Your answer should consist of every line from the records that holds the string "value".

##### Records shown

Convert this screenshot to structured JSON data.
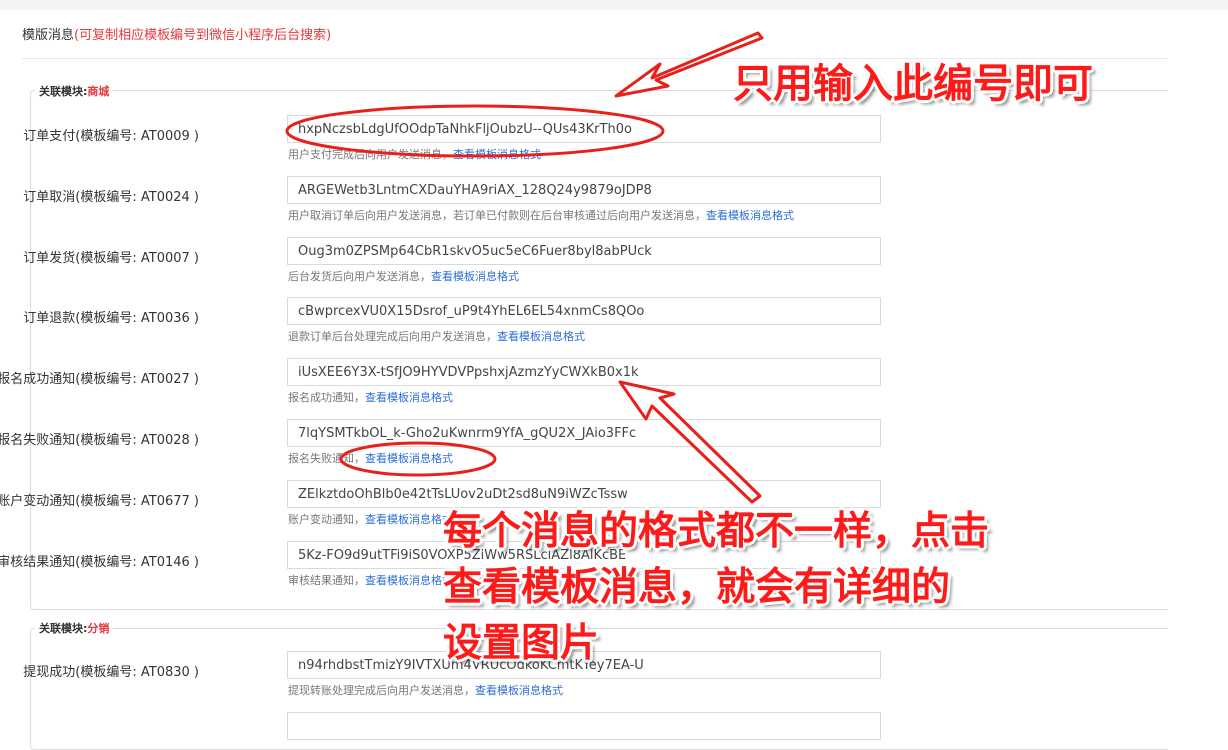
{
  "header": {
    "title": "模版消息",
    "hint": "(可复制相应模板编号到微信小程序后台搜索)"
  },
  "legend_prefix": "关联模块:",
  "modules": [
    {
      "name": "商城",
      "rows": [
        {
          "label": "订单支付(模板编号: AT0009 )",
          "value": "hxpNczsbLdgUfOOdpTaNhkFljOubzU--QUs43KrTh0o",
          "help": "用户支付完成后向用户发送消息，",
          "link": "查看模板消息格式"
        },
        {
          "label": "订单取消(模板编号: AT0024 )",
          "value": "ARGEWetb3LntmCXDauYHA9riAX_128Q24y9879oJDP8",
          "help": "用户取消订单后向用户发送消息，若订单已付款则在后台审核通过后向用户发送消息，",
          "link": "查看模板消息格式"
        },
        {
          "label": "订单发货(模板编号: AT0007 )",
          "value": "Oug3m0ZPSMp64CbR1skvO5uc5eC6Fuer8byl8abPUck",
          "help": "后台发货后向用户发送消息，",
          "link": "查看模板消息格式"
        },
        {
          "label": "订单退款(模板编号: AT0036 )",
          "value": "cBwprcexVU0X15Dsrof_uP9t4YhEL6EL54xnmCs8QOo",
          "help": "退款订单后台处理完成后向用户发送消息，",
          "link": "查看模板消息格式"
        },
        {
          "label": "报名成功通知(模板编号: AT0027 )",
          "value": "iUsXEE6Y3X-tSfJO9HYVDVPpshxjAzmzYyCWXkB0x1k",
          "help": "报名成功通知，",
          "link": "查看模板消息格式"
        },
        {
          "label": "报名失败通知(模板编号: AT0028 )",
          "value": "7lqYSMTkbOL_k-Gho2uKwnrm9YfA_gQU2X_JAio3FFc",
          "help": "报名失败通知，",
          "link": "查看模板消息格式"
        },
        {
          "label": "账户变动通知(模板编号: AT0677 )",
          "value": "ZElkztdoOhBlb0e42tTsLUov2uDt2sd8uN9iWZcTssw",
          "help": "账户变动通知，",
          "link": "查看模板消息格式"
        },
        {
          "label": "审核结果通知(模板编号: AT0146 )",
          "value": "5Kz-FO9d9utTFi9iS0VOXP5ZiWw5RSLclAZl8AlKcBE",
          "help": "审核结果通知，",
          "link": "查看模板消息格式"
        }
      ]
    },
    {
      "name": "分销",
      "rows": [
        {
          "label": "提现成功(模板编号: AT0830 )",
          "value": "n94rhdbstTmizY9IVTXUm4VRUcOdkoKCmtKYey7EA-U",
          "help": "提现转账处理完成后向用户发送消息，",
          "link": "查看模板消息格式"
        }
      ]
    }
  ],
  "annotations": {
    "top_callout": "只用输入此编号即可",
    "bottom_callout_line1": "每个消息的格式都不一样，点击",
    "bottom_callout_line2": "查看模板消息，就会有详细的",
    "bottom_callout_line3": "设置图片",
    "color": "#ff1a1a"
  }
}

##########
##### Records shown

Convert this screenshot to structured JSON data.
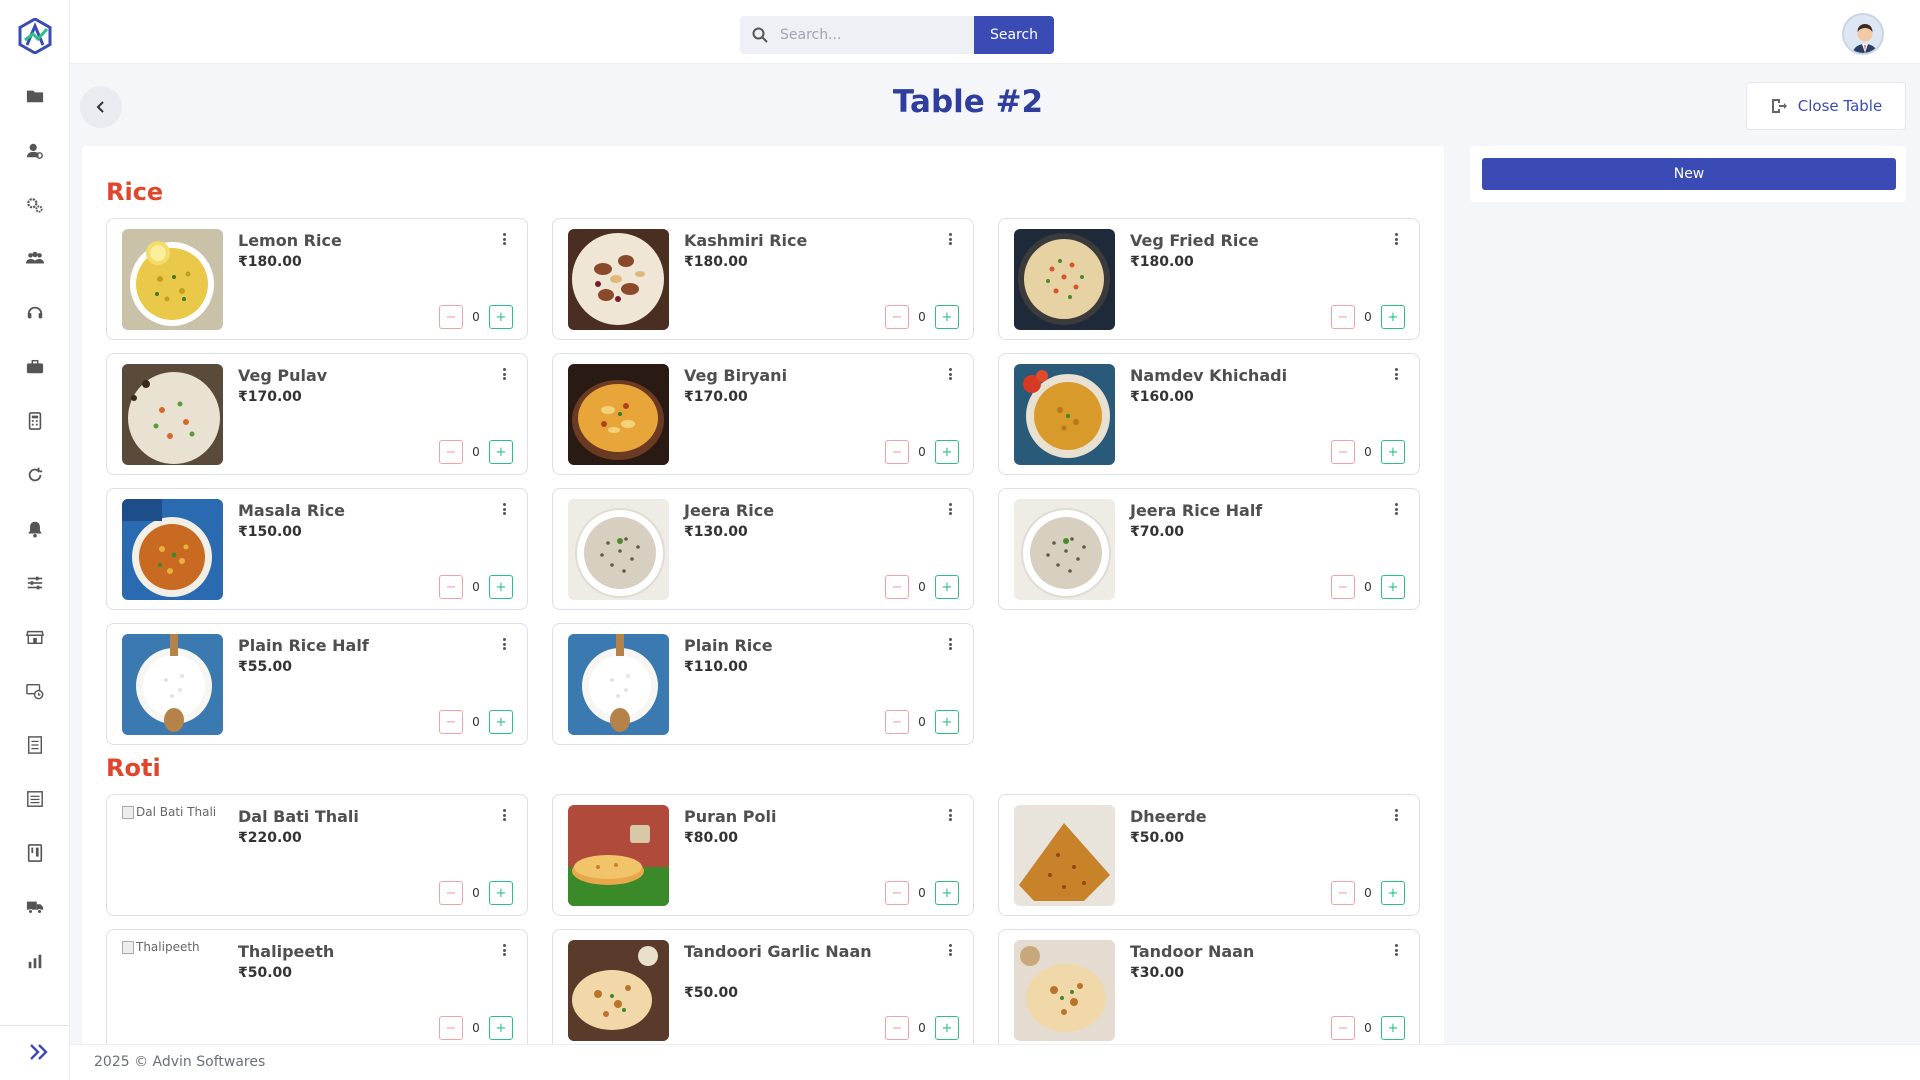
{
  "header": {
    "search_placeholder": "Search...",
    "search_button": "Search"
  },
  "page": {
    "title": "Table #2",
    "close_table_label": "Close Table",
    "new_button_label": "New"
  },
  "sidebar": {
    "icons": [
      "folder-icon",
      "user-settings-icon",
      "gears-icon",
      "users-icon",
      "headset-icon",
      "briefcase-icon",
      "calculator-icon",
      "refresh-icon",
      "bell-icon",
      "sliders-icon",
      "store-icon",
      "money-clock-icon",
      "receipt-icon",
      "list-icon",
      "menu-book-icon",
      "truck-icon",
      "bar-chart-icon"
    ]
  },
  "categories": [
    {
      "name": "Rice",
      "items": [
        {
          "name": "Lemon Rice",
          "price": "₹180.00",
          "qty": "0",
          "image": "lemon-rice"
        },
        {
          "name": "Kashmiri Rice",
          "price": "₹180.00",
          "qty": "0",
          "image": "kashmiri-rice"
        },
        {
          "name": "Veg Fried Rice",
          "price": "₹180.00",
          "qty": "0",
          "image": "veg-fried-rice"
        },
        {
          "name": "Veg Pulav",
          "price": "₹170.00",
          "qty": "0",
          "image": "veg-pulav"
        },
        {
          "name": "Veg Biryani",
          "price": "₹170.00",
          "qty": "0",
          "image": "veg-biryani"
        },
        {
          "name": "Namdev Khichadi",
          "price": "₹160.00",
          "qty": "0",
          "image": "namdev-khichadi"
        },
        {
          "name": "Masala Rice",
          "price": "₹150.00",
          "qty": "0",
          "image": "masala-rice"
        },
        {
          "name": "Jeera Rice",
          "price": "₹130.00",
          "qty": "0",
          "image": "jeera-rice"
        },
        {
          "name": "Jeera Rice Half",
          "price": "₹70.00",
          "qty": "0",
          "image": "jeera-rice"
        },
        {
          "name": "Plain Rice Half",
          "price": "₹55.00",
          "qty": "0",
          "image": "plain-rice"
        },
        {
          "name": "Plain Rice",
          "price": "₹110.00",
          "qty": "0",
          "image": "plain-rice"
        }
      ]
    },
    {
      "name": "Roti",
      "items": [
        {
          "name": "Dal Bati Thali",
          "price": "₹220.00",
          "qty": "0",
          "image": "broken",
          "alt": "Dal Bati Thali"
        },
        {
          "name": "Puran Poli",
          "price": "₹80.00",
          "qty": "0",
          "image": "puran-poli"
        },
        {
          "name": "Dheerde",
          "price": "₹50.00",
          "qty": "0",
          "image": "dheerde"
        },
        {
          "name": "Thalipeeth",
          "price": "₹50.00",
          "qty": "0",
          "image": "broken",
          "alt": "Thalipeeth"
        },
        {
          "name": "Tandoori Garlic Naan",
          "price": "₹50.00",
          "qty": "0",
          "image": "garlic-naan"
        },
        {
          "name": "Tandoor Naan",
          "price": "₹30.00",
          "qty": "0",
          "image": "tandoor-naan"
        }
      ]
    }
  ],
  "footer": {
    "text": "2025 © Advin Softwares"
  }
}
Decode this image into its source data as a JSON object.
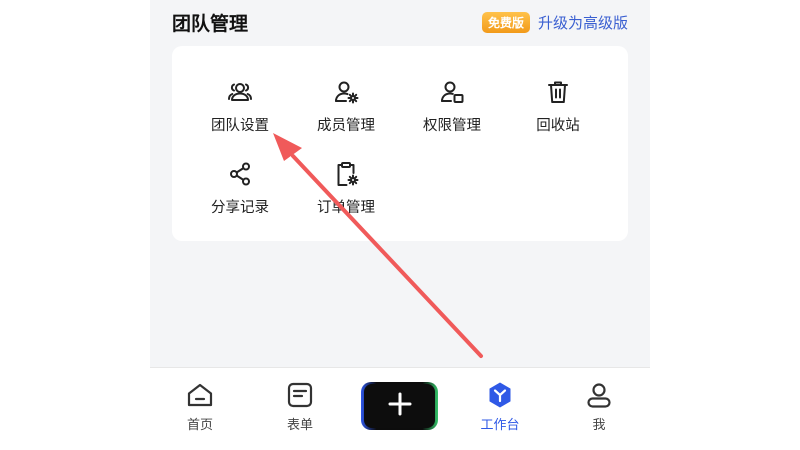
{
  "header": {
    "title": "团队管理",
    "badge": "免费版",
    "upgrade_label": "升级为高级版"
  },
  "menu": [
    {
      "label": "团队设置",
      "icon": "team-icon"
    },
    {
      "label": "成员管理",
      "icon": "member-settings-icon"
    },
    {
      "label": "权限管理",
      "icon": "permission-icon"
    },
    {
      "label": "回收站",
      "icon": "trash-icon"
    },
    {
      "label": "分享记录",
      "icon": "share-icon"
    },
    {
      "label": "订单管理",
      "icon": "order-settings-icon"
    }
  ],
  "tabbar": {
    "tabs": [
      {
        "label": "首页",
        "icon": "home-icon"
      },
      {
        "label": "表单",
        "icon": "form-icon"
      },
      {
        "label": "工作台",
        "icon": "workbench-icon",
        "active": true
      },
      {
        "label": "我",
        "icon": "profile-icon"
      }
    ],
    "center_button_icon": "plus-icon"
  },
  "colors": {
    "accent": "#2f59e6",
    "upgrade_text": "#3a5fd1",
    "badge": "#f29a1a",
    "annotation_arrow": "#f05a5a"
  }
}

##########

Exercise solution =>
          "value": "hxpNczsbLdgUfOOdpTaNhkFljOubzU--QUs43KrTh0o",
          "value": "ARGEWetb3LntmCXDauYHA9riAX_128Q24y9879oJDP8",
          "value": "Oug3m0ZPSMp64CbR1skvO5uc5eC6Fuer8byl8abPUck",
          "value": "cBwprcexVU0X15Dsrof_uP9t4YhEL6EL54xnmCs8QOo",
          "value": "iUsXEE6Y3X-tSfJO9HYVDVPpshxjAzmzYyCWXkB0x1k",
          "value": "7lqYSMTkbOL_k-Gho2uKwnrm9YfA_gQU2X_JAio3FFc",
          "value": "ZElkztdoOhBlb0e42tTsLUov2uDt2sd8uN9iWZcTssw",
          "value": "5Kz-FO9d9utTFi9iS0VOXP5ZiWw5RSLclAZl8AlKcBE",
          "value": "n94rhdbstTmizY9IVTXUm4VRUcOdkoKCmtKYey7EA-U",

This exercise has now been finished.